*WHAT YOU HAVE TO DO:* Provide a verbatim copy of all the records below, leaving the images out.

(Beginning of SOURCE RECORDS)

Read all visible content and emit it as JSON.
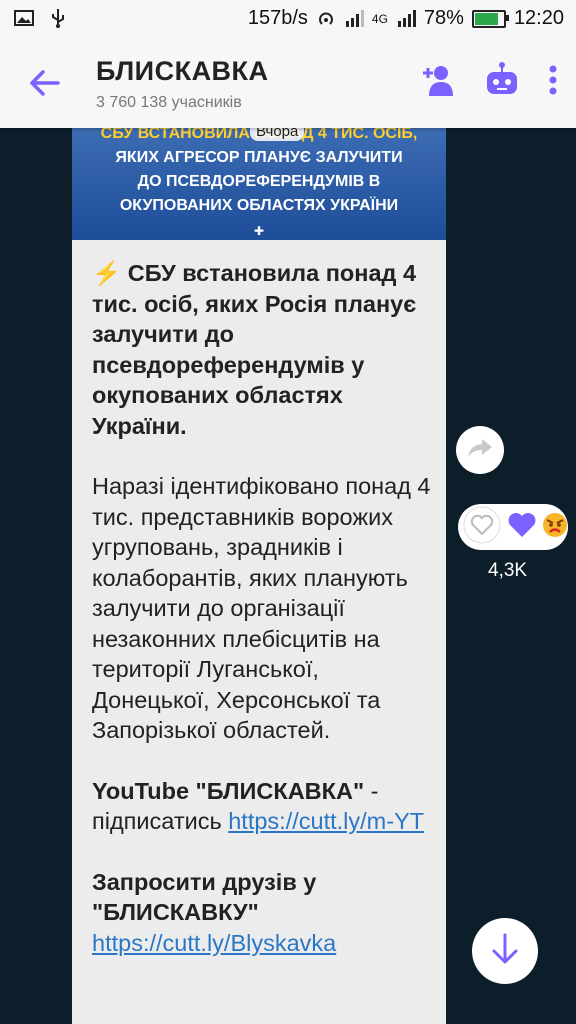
{
  "status": {
    "speed": "157b/s",
    "network": "4G",
    "battery": "78%",
    "time": "12:20"
  },
  "header": {
    "title": "БЛИСКАВКА",
    "subtitle": "3 760 138 учасників"
  },
  "banner": {
    "line1": "СБУ ВСТАНОВИЛА ПОНАД 4 ТИС. ОСІБ,",
    "line2": "ЯКИХ АГРЕСОР ПЛАНУЄ ЗАЛУЧИТИ",
    "line3": "ДО ПСЕВДОРЕФЕРЕНДУМІВ В",
    "line4": "ОКУПОВАНИХ ОБЛАСТЯХ УКРАЇНИ",
    "date_label": "Вчора"
  },
  "message": {
    "headline_icon": "⚡",
    "headline": "СБУ встановила понад 4 тис. осіб, яких Росія планує залучити до псевдореферендумів у окупованих областях України.",
    "para2": "Наразі ідентифіковано понад 4 тис. представників ворожих угруповань, зрадників і колаборантів, яких планують залучити до організації незаконних плебісцитів на території Луганської, Донецької, Херсонської та Запорізької областей.",
    "yt_title": "YouTube \"БЛИСКАВКА\"",
    "yt_suffix": " - підписатись ",
    "yt_link": "https://cutt.ly/m-YT",
    "invite_title": "Запросити друзів у \"БЛИСКАВКУ\"",
    "invite_link": "https://cutt.ly/Blyskavka"
  },
  "reactions": {
    "count": "4,3K"
  },
  "colors": {
    "accent": "#7b61ff",
    "link": "#2b77c7"
  }
}
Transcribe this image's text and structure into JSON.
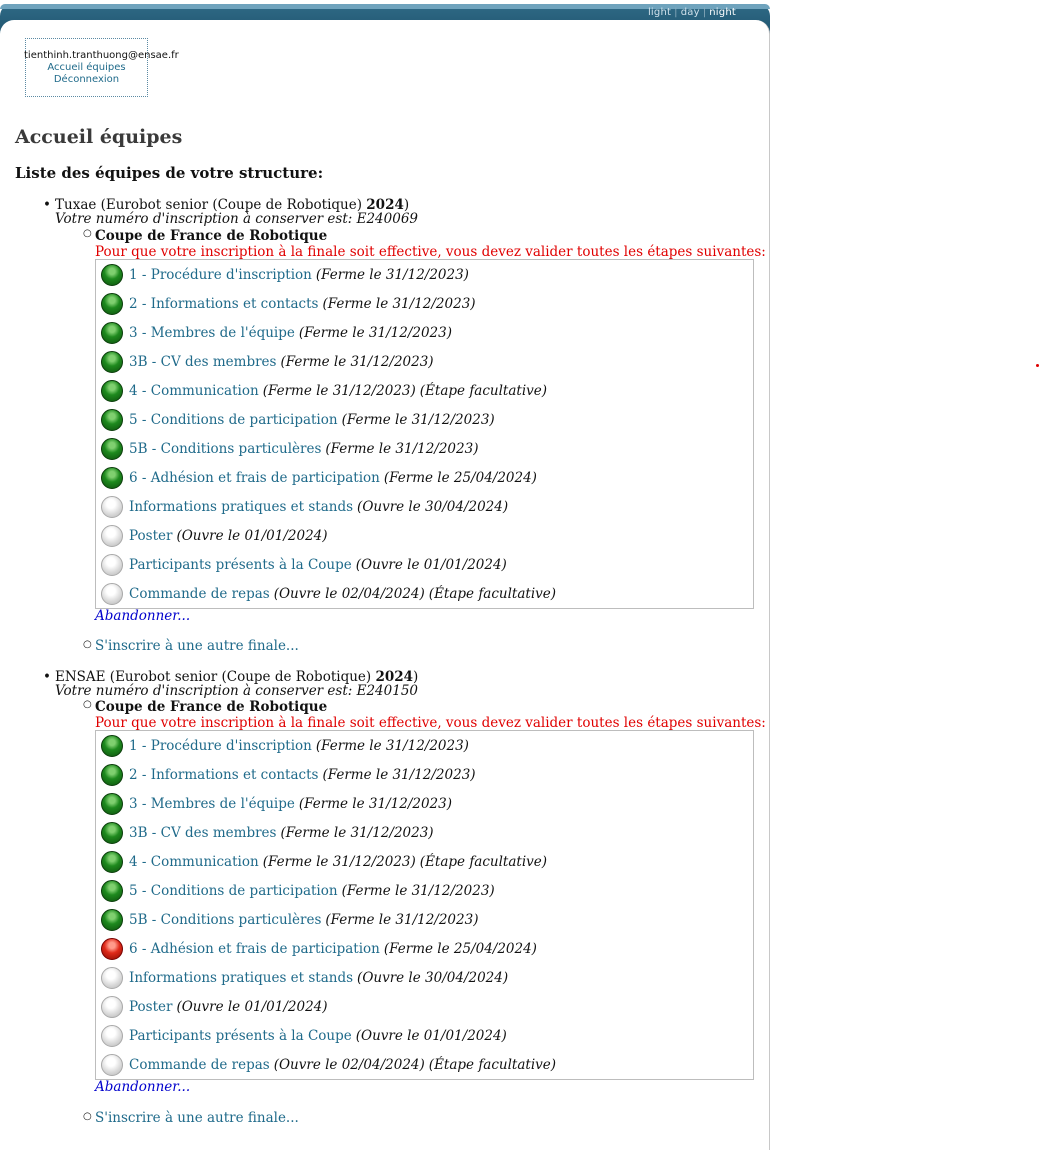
{
  "theme": {
    "options": [
      "light",
      "day",
      "night"
    ],
    "active": "night"
  },
  "user": {
    "email": "tienthinh.tranthuong@ensae.fr",
    "home_link": "Accueil équipes",
    "logout_link": "Déconnexion"
  },
  "page_title": "Accueil équipes",
  "section_title": "Liste des équipes de votre structure:",
  "teams": [
    {
      "name_prefix": "Tuxae (Eurobot senior (Coupe de Robotique) ",
      "year": "2024",
      "name_suffix": ")",
      "regno": "Votre numéro d'inscription à conserver est: E240069",
      "competition": "Coupe de France de Robotique",
      "warning": "Pour que votre inscription à la finale soit effective, vous devez valider toutes les étapes suivantes:",
      "steps": [
        {
          "status": "green",
          "name": "1 - Procédure d'inscription",
          "note": "(Ferme le 31/12/2023)",
          "optional": ""
        },
        {
          "status": "green",
          "name": "2 - Informations et contacts",
          "note": "(Ferme le 31/12/2023)",
          "optional": ""
        },
        {
          "status": "green",
          "name": "3 - Membres de l'équipe",
          "note": "(Ferme le 31/12/2023)",
          "optional": ""
        },
        {
          "status": "green",
          "name": "3B - CV des membres",
          "note": "(Ferme le 31/12/2023)",
          "optional": ""
        },
        {
          "status": "green",
          "name": "4 - Communication",
          "note": "(Ferme le 31/12/2023)",
          "optional": "(Étape facultative)"
        },
        {
          "status": "green",
          "name": "5 - Conditions de participation",
          "note": "(Ferme le 31/12/2023)",
          "optional": ""
        },
        {
          "status": "green",
          "name": "5B - Conditions particulères",
          "note": "(Ferme le 31/12/2023)",
          "optional": ""
        },
        {
          "status": "green",
          "name": "6 - Adhésion et frais de participation",
          "note": "(Ferme le 25/04/2024)",
          "optional": ""
        },
        {
          "status": "grey",
          "name": "Informations pratiques et stands",
          "note": "(Ouvre le 30/04/2024)",
          "optional": ""
        },
        {
          "status": "grey",
          "name": "Poster",
          "note": "(Ouvre le 01/01/2024)",
          "optional": ""
        },
        {
          "status": "grey",
          "name": "Participants présents à la Coupe",
          "note": "(Ouvre le 01/01/2024)",
          "optional": ""
        },
        {
          "status": "grey",
          "name": "Commande de repas",
          "note": "(Ouvre le 02/04/2024)",
          "optional": "(Étape facultative)"
        }
      ],
      "abandon": "Abandonner...",
      "other_finale": "S'inscrire à une autre finale..."
    },
    {
      "name_prefix": "ENSAE (Eurobot senior (Coupe de Robotique) ",
      "year": "2024",
      "name_suffix": ")",
      "regno": "Votre numéro d'inscription à conserver est: E240150",
      "competition": "Coupe de France de Robotique",
      "warning": "Pour que votre inscription à la finale soit effective, vous devez valider toutes les étapes suivantes:",
      "steps": [
        {
          "status": "green",
          "name": "1 - Procédure d'inscription",
          "note": "(Ferme le 31/12/2023)",
          "optional": ""
        },
        {
          "status": "green",
          "name": "2 - Informations et contacts",
          "note": "(Ferme le 31/12/2023)",
          "optional": ""
        },
        {
          "status": "green",
          "name": "3 - Membres de l'équipe",
          "note": "(Ferme le 31/12/2023)",
          "optional": ""
        },
        {
          "status": "green",
          "name": "3B - CV des membres",
          "note": "(Ferme le 31/12/2023)",
          "optional": ""
        },
        {
          "status": "green",
          "name": "4 - Communication",
          "note": "(Ferme le 31/12/2023)",
          "optional": "(Étape facultative)"
        },
        {
          "status": "green",
          "name": "5 - Conditions de participation",
          "note": "(Ferme le 31/12/2023)",
          "optional": ""
        },
        {
          "status": "green",
          "name": "5B - Conditions particulères",
          "note": "(Ferme le 31/12/2023)",
          "optional": ""
        },
        {
          "status": "red",
          "name": "6 - Adhésion et frais de participation",
          "note": "(Ferme le 25/04/2024)",
          "optional": ""
        },
        {
          "status": "grey",
          "name": "Informations pratiques et stands",
          "note": "(Ouvre le 30/04/2024)",
          "optional": ""
        },
        {
          "status": "grey",
          "name": "Poster",
          "note": "(Ouvre le 01/01/2024)",
          "optional": ""
        },
        {
          "status": "grey",
          "name": "Participants présents à la Coupe",
          "note": "(Ouvre le 01/01/2024)",
          "optional": ""
        },
        {
          "status": "grey",
          "name": "Commande de repas",
          "note": "(Ouvre le 02/04/2024)",
          "optional": "(Étape facultative)"
        }
      ],
      "abandon": "Abandonner...",
      "other_finale": "S'inscrire à une autre finale..."
    }
  ]
}
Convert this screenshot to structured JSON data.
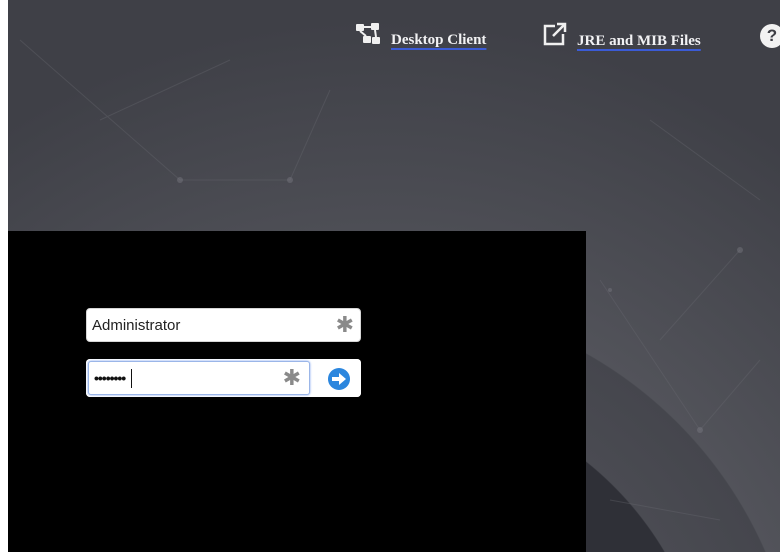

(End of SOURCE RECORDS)

*SOLUTION TO THE PROBLEM:*
Read all visible content and emit it as JSON.
{
  "status": {
    "speed": "157b/s",
    "network": "4G",
    "battery": "78%",
    "time": "12:20"
  },
  "header": {
    "title": "БЛИСКАВКА",
    "subtitle": "3 760 138 учасників"
  },
  "banner": {
    "line1": "СБУ ВСТАНОВИЛА ПОНАД 4 ТИС. ОСІБ,",
    "line2": "ЯКИХ АГРЕСОР ПЛАНУЄ ЗАЛУЧИТИ",
    "line3": "ДО ПСЕВДОРЕФЕРЕНДУМІВ В",
    "line4": "ОКУПОВАНИХ ОБЛАСТЯХ УКРАЇНИ",
    "date_label": "Вчора"
  },
  "message": {
    "headline_icon": "⚡",
    "headline": "СБУ встановила понад 4 тис. осіб, яких Росія планує залучити до псевдореферендумів у окупованих областях України.",
    "para2": "Наразі ідентифіковано понад 4 тис. представників ворожих угруповань, зрадників і колаборантів, яких планують залучити до організації незаконних плебісцитів на території Луганської, Донецької, Херсонської та Запорізької областей.",
    "yt_title": "YouTube \"БЛИСКАВКА\"",
    "yt_suffix": " - підписатись ",
    "yt_link": "https://cutt.ly/m-YT",
    "invite_title": "Запросити друзів у \"БЛИСКАВКУ\"",
    "invite_link": "https://cutt.ly/Blyskavka"
  },
  "reactions": {
    "count": "4,3K"
  },
  "colors": {
    "accent": "#7b61ff",
    "link": "#2b77c7"
  }
}
Transcribe this image's text and structure into JSON.
{
  "theme": {
    "options": [
      "light",
      "day",
      "night"
    ],
    "active": "night"
  },
  "user": {
    "email": "tienthinh.tranthuong@ensae.fr",
    "home_link": "Accueil équipes",
    "logout_link": "Déconnexion"
  },
  "page_title": "Accueil équipes",
  "section_title": "Liste des équipes de votre structure:",
  "teams": [
    {
      "name_prefix": "Tuxae (Eurobot senior (Coupe de Robotique) ",
      "year": "2024",
      "name_suffix": ")",
      "regno": "Votre numéro d'inscription à conserver est: E240069",
      "competition": "Coupe de France de Robotique",
      "warning": "Pour que votre inscription à la finale soit effective, vous devez valider toutes les étapes suivantes:",
      "steps": [
        {
          "status": "green",
          "name": "1 - Procédure d'inscription",
          "note": "(Ferme le 31/12/2023)",
          "optional": ""
        },
        {
          "status": "green",
          "name": "2 - Informations et contacts",
          "note": "(Ferme le 31/12/2023)",
          "optional": ""
        },
        {
          "status": "green",
          "name": "3 - Membres de l'équipe",
          "note": "(Ferme le 31/12/2023)",
          "optional": ""
        },
        {
          "status": "green",
          "name": "3B - CV des membres",
          "note": "(Ferme le 31/12/2023)",
          "optional": ""
        },
        {
          "status": "green",
          "name": "4 - Communication",
          "note": "(Ferme le 31/12/2023)",
          "optional": "(Étape facultative)"
        },
        {
          "status": "green",
          "name": "5 - Conditions de participation",
          "note": "(Ferme le 31/12/2023)",
          "optional": ""
        },
        {
          "status": "green",
          "name": "5B - Conditions particulères",
          "note": "(Ferme le 31/12/2023)",
          "optional": ""
        },
        {
          "status": "green",
          "name": "6 - Adhésion et frais de participation",
          "note": "(Ferme le 25/04/2024)",
          "optional": ""
        },
        {
          "status": "grey",
          "name": "Informations pratiques et stands",
          "note": "(Ouvre le 30/04/2024)",
          "optional": ""
        },
        {
          "status": "grey",
          "name": "Poster",
          "note": "(Ouvre le 01/01/2024)",
          "optional": ""
        },
        {
          "status": "grey",
          "name": "Participants présents à la Coupe",
          "note": "(Ouvre le 01/01/2024)",
          "optional": ""
        },
        {
          "status": "grey",
          "name": "Commande de repas",
          "note": "(Ouvre le 02/04/2024)",
          "optional": "(Étape facultative)"
        }
      ],
      "abandon": "Abandonner...",
      "other_finale": "S'inscrire à une autre finale..."
    },
    {
      "name_prefix": "ENSAE (Eurobot senior (Coupe de Robotique) ",
      "year": "2024",
      "name_suffix": ")",
      "regno": "Votre numéro d'inscription à conserver est: E240150",
      "competition": "Coupe de France de Robotique",
      "warning": "Pour que votre inscription à la finale soit effective, vous devez valider toutes les étapes suivantes:",
      "steps": [
        {
          "status": "green",
          "name": "1 - Procédure d'inscription",
          "note": "(Ferme le 31/12/2023)",
          "optional": ""
        },
        {
          "status": "green",
          "name": "2 - Informations et contacts",
          "note": "(Ferme le 31/12/2023)",
          "optional": ""
        },
        {
          "status": "green",
          "name": "3 - Membres de l'équipe",
          "note": "(Ferme le 31/12/2023)",
          "optional": ""
        },
        {
          "status": "green",
          "name": "3B - CV des membres",
          "note": "(Ferme le 31/12/2023)",
          "optional": ""
        },
        {
          "status": "green",
          "name": "4 - Communication",
          "note": "(Ferme le 31/12/2023)",
          "optional": "(Étape facultative)"
        },
        {
          "status": "green",
          "name": "5 - Conditions de participation",
          "note": "(Ferme le 31/12/2023)",
          "optional": ""
        },
        {
          "status": "green",
          "name": "5B - Conditions particulères",
          "note": "(Ferme le 31/12/2023)",
          "optional": ""
        },
        {
          "status": "red",
          "name": "6 - Adhésion et frais de participation",
          "note": "(Ferme le 25/04/2024)",
          "optional": ""
        },
        {
          "status": "grey",
          "name": "Informations pratiques et stands",
          "note": "(Ouvre le 30/04/2024)",
          "optional": ""
        },
        {
          "status": "grey",
          "name": "Poster",
          "note": "(Ouvre le 01/01/2024)",
          "optional": ""
        },
        {
          "status": "grey",
          "name": "Participants présents à la Coupe",
          "note": "(Ouvre le 01/01/2024)",
          "optional": ""
        },
        {
          "status": "grey",
          "name": "Commande de repas",
          "note": "(Ouvre le 02/04/2024)",
          "optional": "(Étape facultative)"
        }
      ],
      "abandon": "Abandonner...",
      "other_finale": "S'inscrire à une autre finale..."
    }
  ]
}
Convert this screenshot to structured JSON data.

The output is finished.